Giant Sequoia – Sequoiadendron giganteum



A true living fossil, as these trees can live for up to and over 3,000 years of age, and are one of the planet’s longest living organisms.

Also called the ‘Wellingtonia’ or ‘Giant Redwood’, it is a gigantic evergreen tree and is the planet’s largest tree by volume, and is the tallest tree now growing in Britain. This is a massive tree and can have a girth of up to 8m (26ft). It forms a huge tapering bole with a base flare, with red, deep-fluted bark. The leaves are like green twisted cord, and smell of aniseed when crushed. The small yellow male cones are sometimes abundant at the tips of shoots. The female cones are solitary, sometimes paired, and are ovoid up to 8cm long and 5cm in diameter. It can grow up to 80m (262ft) tall.

Planted as an ornamental in parks and large gardens and estates. A native tree of the Sierra Nevada in California and which was discovered in 1852, it was introduced to Britain where it thrives best in the west.

A true living fossil, as these trees can live for up to and over 3,000 years of age, and are one of the planet’s longest living organisms.


Some Giant Sequoia facts


General Sherman: The largest living known Giant Sequoia is in the Sequoia National Park in California, and it is called General Sherman. It is in fact the largest tree by volume, which is 1,486.9 cubic metres (52,477 cubic feet). It is 83.3m (273ft) tall (the tallest is an unnamed tree at 95m (311ft)), and 31.3m (102ft) around its girth at ground level. It is believed to be between 2,300 – 2,700 years old. It has an estimated weight of 6,167 tons. Now that is one big old tree, and the largest known living single stem tree on the planet!

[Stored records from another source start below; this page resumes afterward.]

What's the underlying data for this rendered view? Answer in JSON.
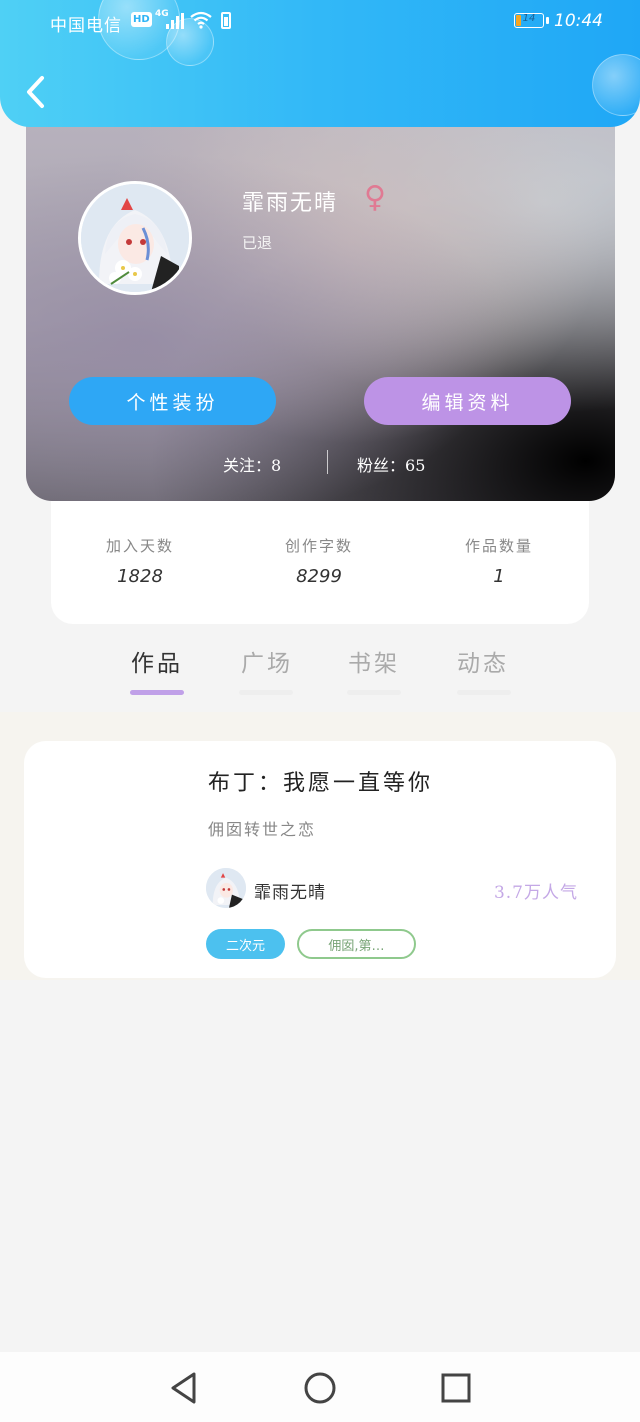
{
  "status_bar": {
    "carrier": "中国电信",
    "hd": "HD",
    "network": "4G",
    "battery_level": "14",
    "time": "10:44"
  },
  "header": {
    "back_icon": "chevron-left-icon"
  },
  "profile": {
    "username": "霏雨无晴",
    "gender_symbol": "♀",
    "status": "已退",
    "buttons": {
      "customize": "个性装扮",
      "edit_profile": "编辑资料"
    },
    "follow": {
      "following_label": "关注：",
      "following_count": "8",
      "fans_label": "粉丝：",
      "fans_count": "65"
    },
    "colors": {
      "customize_button": "#2ea7f5",
      "edit_button": "#bd93e6",
      "gender": "#e07a93"
    }
  },
  "stats": [
    {
      "label": "加入天数",
      "value": "1828"
    },
    {
      "label": "创作字数",
      "value": "8299"
    },
    {
      "label": "作品数量",
      "value": "1"
    }
  ],
  "tabs": [
    {
      "label": "作品",
      "active": true
    },
    {
      "label": "广场",
      "active": false
    },
    {
      "label": "书架",
      "active": false
    },
    {
      "label": "动态",
      "active": false
    }
  ],
  "works": [
    {
      "title": "布丁：我愿一直等你",
      "description": "佣囡转世之恋",
      "author": "霏雨无晴",
      "popularity": "3.7万人气",
      "tags": [
        "二次元",
        "佣囡,第…"
      ]
    }
  ],
  "navbar": [
    "back-triangle-icon",
    "home-circle-icon",
    "recents-square-icon"
  ]
}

The Waterfall Tree: In Alder Greek Grove, a Giant Sequoia grove located in Giant Sequoia National Monument in California, grows a Giant Sequoia called the Waterfall Tree which holds the world record for the largest base circumference of 47m (154ft) and a diameter of 17m (55ft) of any other Giant Sequoia.